For the un-initiated and the unique tourist this wonder will be a bold revelation into the lives and time of the people of a bygone era. The hard work and the basic thought that must have gone into the making of such godzilliac structure cannot be replicated even in these modern times. It isn’t technology that can curve out such beasts of wonders. The inspiration that must lead to such creations is unknown in our times. Maybe that is why religion and anti-religious practices have come to the fore front in the current times.
This ancient beauty of a heritage monument lies in Cambridgeshire Country in England. This medieval cathedral is magnificence personified with the many characteristics that make it unique and a wonder.
The building of the cathedral was competed in 1189 and was designed in the classic Romanesque style. In the thirteenth and the fourteenth century some changes and additions were incorporated which add to the beauty of the structure.
Get on board the ship of Fens:
Ely which is said as “eely” during most of the history was an island that was until the marshy lands of the Fens were drained out during the eighteenth century. For a long time period this mammoth of a monument in terms of religious and cultural significance has been also known as the ship of the Fens. Situated in between the Idyllic and flat green landscape surrounding the great Ely cathedral make it appear to float high as if wearing a Halo.
The monument doors are kicked open from Easter until October. The admission fee is pound three and fifty pence. It is open from Monday to Saturday from 10:30 am to 5 pm. And on Sundays from 12pm to 4:30 pm.
Great attractions of Ely Cathedral:
The views from the monument are of the lovely green patches in the west when stretches on to the north. From the north one can also see the Lady Chapel’s great window. On the south of the Cathedral one can see great monastic buildings. These structures are the biggest collection of medieval monastic architecture in the whole of England.
The monuments west front can be termed peculiar and unusual. It can be due to the absence of the northwest transept. The loss of the turrets on the westward tower and the octagonal belfry also contribute to the unusual look. The asymmetric and lopsided attribute is loved by the many who flock here.
But equal numbers find it ugly and use strong words such as hate. The twelfth century exterior still has intricate carvings which although weathered are more than worthy of a closer appreciation.
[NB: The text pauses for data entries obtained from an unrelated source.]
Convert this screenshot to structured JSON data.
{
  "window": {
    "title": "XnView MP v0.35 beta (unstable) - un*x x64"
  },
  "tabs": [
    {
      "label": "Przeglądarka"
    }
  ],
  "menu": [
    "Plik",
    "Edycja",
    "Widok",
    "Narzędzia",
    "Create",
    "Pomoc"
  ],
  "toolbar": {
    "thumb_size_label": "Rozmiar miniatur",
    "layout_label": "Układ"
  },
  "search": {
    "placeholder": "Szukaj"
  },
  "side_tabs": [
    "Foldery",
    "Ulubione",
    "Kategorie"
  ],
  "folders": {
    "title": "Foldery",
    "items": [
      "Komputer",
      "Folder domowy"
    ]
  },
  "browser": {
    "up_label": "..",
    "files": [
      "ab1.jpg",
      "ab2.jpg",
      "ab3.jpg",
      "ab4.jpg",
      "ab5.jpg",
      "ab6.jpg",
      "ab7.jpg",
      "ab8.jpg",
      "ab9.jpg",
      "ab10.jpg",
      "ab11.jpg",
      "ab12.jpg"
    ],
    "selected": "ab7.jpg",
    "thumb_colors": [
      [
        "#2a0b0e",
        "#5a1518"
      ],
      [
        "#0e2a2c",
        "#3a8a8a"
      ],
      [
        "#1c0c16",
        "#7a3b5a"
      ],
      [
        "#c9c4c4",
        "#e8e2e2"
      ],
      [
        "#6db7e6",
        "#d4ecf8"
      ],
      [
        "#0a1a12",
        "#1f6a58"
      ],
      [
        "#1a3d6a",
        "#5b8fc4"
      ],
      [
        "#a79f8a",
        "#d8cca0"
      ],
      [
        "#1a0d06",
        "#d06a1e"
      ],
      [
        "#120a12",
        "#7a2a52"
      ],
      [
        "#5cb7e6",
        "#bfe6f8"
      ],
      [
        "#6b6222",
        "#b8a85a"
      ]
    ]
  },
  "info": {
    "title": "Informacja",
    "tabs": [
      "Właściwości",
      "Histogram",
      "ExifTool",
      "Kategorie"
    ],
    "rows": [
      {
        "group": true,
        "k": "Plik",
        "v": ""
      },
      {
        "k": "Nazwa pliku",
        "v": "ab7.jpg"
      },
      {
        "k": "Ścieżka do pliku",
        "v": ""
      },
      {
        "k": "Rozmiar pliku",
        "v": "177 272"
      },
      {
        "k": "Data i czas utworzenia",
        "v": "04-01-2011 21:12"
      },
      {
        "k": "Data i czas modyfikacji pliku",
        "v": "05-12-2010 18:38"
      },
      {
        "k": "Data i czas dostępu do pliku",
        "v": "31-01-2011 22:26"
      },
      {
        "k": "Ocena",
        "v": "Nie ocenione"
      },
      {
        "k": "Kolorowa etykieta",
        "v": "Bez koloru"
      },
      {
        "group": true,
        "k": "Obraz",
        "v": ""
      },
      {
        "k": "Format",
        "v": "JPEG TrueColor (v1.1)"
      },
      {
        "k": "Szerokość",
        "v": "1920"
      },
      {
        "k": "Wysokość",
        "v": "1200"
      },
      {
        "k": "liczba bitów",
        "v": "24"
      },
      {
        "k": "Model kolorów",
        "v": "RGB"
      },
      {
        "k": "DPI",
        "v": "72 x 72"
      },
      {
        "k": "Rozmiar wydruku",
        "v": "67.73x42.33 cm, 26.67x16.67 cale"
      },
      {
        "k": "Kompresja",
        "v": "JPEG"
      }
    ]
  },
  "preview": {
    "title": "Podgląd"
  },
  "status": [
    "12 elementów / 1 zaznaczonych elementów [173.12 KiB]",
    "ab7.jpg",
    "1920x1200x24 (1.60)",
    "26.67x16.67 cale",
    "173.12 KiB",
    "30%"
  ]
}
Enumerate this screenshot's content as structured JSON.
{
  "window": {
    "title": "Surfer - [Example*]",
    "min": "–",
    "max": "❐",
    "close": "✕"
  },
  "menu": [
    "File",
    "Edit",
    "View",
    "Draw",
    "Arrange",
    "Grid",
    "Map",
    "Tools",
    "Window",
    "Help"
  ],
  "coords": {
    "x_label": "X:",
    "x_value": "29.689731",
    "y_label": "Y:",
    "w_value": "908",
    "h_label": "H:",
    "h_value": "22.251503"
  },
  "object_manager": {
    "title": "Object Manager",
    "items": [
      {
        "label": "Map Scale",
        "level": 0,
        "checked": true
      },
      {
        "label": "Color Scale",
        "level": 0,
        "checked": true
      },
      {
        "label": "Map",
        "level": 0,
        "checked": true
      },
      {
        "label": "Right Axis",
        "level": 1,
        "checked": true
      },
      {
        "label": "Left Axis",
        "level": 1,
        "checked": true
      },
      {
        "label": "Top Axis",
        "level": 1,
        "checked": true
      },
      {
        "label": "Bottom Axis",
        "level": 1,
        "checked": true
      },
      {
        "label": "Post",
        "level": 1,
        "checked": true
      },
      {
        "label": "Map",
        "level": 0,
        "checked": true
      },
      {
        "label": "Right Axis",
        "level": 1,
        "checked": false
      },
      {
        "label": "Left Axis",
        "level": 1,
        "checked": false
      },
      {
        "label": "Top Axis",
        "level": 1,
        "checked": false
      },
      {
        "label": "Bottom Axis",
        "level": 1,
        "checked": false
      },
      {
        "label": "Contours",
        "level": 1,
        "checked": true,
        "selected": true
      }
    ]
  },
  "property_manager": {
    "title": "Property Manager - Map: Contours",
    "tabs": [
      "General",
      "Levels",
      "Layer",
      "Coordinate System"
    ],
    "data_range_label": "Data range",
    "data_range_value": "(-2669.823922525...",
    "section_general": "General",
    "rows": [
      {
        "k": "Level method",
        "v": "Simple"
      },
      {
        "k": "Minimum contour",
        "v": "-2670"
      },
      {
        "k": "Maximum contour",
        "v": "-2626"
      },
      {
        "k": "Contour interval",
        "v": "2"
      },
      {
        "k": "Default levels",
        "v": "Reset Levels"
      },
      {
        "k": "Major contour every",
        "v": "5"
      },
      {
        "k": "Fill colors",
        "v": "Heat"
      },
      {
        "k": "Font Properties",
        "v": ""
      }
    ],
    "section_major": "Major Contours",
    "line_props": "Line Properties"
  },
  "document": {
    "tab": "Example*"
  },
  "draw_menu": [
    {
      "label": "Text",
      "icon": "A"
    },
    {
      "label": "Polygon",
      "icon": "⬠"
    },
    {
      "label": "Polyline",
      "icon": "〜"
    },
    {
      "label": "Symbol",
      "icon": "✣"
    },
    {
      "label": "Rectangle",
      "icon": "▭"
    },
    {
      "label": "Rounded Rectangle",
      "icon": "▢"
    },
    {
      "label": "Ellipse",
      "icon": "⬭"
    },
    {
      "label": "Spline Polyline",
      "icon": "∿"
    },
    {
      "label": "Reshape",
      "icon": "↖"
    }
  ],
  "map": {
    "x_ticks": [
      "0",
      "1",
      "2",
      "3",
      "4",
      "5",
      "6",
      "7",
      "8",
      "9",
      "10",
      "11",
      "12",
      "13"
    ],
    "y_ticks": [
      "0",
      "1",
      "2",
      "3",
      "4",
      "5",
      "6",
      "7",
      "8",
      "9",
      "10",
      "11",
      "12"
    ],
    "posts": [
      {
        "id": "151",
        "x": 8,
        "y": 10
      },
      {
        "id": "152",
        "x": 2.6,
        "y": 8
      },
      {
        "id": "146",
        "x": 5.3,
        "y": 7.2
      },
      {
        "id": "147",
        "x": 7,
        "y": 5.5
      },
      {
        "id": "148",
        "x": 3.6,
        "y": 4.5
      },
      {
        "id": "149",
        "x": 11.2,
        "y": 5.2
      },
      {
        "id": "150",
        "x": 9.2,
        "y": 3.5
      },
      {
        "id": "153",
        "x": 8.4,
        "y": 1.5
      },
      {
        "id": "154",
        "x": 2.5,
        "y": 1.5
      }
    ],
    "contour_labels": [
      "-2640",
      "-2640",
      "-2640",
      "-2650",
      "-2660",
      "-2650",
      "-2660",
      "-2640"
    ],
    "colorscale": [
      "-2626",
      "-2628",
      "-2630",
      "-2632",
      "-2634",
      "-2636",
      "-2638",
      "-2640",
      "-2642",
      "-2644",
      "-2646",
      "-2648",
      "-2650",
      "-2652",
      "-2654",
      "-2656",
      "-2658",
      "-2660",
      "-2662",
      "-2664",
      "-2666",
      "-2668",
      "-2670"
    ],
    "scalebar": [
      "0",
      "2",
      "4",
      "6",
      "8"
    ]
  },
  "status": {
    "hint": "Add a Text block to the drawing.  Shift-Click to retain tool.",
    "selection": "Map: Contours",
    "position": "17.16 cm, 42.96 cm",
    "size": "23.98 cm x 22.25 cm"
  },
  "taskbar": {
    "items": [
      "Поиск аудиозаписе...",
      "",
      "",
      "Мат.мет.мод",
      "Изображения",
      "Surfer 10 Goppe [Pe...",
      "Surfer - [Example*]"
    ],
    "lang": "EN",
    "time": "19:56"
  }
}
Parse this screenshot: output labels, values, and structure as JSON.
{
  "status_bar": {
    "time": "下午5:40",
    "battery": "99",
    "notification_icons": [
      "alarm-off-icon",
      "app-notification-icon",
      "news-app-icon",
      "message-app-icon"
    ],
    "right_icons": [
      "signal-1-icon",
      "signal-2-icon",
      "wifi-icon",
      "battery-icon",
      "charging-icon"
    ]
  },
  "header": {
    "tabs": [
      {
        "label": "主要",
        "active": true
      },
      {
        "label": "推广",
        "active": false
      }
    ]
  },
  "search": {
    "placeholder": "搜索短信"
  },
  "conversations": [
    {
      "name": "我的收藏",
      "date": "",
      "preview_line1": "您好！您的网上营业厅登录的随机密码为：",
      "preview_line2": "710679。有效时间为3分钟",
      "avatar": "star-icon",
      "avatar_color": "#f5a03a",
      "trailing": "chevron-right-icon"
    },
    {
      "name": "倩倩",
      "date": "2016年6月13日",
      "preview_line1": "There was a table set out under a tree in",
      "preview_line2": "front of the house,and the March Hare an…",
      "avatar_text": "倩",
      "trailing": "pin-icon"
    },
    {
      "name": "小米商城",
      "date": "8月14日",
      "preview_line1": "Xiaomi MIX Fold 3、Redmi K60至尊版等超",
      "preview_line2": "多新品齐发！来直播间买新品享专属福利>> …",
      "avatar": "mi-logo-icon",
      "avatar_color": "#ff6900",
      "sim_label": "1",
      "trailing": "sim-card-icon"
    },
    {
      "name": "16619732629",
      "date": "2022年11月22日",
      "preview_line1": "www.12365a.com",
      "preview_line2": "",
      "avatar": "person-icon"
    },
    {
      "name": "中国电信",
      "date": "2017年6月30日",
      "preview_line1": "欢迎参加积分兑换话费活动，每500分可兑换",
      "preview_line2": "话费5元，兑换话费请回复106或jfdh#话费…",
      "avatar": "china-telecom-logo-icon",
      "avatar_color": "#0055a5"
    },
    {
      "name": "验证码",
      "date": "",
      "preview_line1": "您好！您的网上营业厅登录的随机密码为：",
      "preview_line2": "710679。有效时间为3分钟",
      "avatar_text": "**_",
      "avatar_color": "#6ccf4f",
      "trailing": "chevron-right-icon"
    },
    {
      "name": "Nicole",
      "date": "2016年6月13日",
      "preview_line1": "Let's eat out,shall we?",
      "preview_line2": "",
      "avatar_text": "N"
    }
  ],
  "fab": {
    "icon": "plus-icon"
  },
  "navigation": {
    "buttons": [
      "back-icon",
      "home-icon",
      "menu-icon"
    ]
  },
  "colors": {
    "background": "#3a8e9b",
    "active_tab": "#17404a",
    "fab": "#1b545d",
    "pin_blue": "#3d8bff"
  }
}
Do not hesitate to pull out those extra long binoculars and zoom in to your hearts content.
Inside the Ely cathedral there is a Norman nave which is very finely designed and was built from the east to the west. The changes in architecture in the four decades during its construction can be seen in the structure itself. Not until the start of the sixth bay the molding of the arches is square and there onwards the molding is round in the subsequent bays.
The upper storey which has windows is known as the clerestory. It was built over a shorter span of time and has a crude finish to its design. This is an indication of junior masons who were given the opportunity to try the latest designs on stone to develop and hone their skills. This place is hardly in the visibility line of the worshippers who thronged here.
Michelangelo’s style revisited:
Victorian influence is seen in the design of the ceiling and the floor. Pavements replacing rough stones in 1869 can be seen in the floor elements. Great and gifted artists Thomas Gambier Parry and his dear friend Henry Styleman le strange painted the wooden ceiling in 1858. Similar to Michelangelo they painted the ceiling in situ, on their backs in bad light conditions.
Romanesque style carvings of the 12th century add magnificence to the Prior’s door. The prior’s door is situated off the southern aisle of the nave. The cravings represent and depict the Christ held in the arms of archangels and being blessed by the creature of the universe. Two human heads are shown looking down form the pilasters and the corners. The medallions have various humans and beasts shown in them.
The oldest and one of the fine artifacts to be found in the cathedral in the southern aisle lying next to the prior’s door is the Ovin’s stone. It is the memorial crosses’ base dating from the eighth century which is the saxon period of history. In the eastern end the nave opens out into a large space under the octagon. This space was originally where the Norman central tower resided.
St. Etherelda’s life is depicted here in the form of sculptures on the eight huge pillars which support giant triangles of old English oak. From the apex of these triangles the vertical posts of the octagon gallery rises.
The unusual nature of the cathedral continues in the feature that is missing here, the bishop’s throne. Among the many sights of architectural greatness to be viewed here is the stain glass museum.